# REQUIREMENT
Search the material for the string "solo", then report how many lines hold it, with no other text.

# MATERIAL TO PROCESS
**********

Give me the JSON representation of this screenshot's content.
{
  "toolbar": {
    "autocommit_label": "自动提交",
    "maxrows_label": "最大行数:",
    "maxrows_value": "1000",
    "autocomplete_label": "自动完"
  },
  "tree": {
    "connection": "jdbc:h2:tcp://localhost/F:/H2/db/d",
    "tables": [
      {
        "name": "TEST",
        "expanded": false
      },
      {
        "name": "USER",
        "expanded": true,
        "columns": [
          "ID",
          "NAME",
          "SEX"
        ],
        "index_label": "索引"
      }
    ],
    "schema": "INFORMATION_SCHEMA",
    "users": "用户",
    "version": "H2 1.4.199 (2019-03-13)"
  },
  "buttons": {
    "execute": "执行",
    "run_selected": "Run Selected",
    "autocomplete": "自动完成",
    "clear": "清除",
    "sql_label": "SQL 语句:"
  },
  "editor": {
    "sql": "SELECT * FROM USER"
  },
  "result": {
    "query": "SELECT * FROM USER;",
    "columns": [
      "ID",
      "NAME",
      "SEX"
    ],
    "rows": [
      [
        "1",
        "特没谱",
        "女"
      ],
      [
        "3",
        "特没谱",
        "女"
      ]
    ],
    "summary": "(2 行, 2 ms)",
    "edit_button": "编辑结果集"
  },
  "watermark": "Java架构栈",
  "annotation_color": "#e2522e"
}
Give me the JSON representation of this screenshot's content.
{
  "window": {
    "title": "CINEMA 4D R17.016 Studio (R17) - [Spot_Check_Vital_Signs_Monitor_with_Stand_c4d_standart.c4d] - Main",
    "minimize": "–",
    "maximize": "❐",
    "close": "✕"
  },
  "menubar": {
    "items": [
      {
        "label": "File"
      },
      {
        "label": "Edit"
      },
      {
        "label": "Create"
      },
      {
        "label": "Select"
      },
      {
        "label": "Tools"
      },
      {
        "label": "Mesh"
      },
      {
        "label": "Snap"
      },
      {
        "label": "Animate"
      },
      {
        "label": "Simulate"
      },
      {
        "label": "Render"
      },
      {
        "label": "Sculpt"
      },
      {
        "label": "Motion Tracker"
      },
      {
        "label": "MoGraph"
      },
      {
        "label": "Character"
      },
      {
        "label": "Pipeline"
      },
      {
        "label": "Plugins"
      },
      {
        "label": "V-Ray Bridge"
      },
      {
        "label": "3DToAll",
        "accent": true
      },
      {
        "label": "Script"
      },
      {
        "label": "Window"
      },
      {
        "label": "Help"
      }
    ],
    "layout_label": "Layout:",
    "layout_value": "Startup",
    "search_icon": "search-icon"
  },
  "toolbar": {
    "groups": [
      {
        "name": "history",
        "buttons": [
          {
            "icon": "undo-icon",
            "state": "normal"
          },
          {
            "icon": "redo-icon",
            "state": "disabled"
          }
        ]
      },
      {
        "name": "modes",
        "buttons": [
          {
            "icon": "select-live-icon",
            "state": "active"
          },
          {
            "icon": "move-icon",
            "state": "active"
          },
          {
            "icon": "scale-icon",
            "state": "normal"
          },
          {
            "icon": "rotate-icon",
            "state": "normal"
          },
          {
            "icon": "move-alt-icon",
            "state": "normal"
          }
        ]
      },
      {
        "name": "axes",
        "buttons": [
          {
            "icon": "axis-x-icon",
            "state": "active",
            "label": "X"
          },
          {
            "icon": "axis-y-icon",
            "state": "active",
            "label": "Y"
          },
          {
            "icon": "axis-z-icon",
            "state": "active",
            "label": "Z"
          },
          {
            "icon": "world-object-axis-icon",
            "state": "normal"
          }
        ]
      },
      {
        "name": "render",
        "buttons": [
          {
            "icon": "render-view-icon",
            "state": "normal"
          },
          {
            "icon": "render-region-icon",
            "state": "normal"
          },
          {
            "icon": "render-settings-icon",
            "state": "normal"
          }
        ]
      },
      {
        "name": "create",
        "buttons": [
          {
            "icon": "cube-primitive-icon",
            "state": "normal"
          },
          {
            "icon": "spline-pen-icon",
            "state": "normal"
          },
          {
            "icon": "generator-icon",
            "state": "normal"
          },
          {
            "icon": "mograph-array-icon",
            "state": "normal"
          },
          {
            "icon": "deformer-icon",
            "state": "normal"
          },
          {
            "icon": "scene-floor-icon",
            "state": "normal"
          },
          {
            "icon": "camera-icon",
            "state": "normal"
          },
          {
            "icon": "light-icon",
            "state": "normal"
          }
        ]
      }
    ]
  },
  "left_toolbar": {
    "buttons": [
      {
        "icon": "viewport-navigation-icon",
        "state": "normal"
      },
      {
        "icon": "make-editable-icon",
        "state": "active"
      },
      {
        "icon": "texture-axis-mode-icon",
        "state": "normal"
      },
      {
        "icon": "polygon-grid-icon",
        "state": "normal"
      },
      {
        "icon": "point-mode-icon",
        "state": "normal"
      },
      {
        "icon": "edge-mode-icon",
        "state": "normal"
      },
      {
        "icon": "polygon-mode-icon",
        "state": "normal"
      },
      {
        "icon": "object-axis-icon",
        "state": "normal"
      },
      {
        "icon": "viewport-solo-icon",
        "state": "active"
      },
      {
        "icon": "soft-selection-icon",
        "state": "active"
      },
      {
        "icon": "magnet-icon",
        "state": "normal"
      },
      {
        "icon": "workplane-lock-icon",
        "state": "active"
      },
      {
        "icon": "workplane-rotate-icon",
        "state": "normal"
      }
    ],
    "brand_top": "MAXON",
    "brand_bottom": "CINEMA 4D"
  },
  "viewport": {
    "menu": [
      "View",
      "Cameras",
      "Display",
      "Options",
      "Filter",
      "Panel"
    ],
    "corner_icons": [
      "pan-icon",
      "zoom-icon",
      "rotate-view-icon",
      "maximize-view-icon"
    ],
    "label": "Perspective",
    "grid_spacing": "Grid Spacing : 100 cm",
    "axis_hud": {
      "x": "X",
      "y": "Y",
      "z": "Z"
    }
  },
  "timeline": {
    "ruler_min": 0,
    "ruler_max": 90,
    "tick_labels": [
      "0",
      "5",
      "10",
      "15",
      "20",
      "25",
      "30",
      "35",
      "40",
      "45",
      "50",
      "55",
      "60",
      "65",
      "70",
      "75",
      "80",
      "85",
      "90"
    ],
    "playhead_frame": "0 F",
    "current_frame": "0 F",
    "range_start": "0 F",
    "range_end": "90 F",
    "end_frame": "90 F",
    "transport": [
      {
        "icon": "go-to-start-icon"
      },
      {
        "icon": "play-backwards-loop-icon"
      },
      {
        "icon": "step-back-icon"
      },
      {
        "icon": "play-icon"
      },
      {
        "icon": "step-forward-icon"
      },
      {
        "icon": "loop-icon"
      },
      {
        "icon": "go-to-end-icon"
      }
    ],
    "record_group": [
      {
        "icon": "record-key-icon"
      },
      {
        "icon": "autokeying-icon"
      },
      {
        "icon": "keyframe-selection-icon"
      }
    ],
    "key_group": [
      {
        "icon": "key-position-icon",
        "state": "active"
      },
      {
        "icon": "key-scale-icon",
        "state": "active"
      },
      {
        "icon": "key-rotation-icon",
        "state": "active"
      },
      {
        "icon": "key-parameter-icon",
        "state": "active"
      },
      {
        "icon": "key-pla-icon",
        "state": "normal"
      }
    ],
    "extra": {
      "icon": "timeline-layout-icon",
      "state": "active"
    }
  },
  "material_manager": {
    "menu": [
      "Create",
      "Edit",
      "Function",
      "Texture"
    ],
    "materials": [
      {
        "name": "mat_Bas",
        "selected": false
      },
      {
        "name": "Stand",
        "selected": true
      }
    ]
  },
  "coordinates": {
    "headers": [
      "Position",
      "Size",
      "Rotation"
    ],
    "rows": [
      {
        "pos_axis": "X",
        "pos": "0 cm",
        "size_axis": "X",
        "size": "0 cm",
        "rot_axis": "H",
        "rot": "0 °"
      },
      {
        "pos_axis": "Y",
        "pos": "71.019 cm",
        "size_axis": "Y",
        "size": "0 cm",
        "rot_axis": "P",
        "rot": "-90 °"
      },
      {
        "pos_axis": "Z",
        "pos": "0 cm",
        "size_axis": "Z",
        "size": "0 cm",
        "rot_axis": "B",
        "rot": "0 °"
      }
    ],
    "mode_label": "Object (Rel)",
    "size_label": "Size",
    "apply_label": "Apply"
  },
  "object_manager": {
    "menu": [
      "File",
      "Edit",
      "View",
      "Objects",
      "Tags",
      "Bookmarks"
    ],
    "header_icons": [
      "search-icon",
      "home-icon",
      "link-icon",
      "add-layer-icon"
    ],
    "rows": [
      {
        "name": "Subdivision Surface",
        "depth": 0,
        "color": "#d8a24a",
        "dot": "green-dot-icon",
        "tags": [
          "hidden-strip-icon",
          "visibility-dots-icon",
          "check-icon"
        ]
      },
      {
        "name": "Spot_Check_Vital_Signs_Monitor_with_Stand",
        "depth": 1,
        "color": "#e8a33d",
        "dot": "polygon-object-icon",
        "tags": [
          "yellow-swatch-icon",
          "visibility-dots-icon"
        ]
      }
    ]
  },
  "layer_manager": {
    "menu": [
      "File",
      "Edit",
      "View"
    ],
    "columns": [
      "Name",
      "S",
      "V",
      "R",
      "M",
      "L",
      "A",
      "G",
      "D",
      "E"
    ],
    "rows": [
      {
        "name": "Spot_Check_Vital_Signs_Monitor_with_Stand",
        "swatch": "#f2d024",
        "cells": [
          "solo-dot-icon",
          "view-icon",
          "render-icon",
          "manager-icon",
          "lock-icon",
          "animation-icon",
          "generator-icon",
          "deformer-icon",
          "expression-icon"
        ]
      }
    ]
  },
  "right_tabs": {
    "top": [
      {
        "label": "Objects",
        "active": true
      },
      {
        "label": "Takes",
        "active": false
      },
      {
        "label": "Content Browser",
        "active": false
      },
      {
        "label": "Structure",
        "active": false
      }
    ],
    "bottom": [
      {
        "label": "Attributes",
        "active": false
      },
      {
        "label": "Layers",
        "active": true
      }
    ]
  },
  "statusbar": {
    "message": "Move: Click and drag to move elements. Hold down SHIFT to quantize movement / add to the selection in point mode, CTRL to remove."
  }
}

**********

# WRITTEN ANSWER
2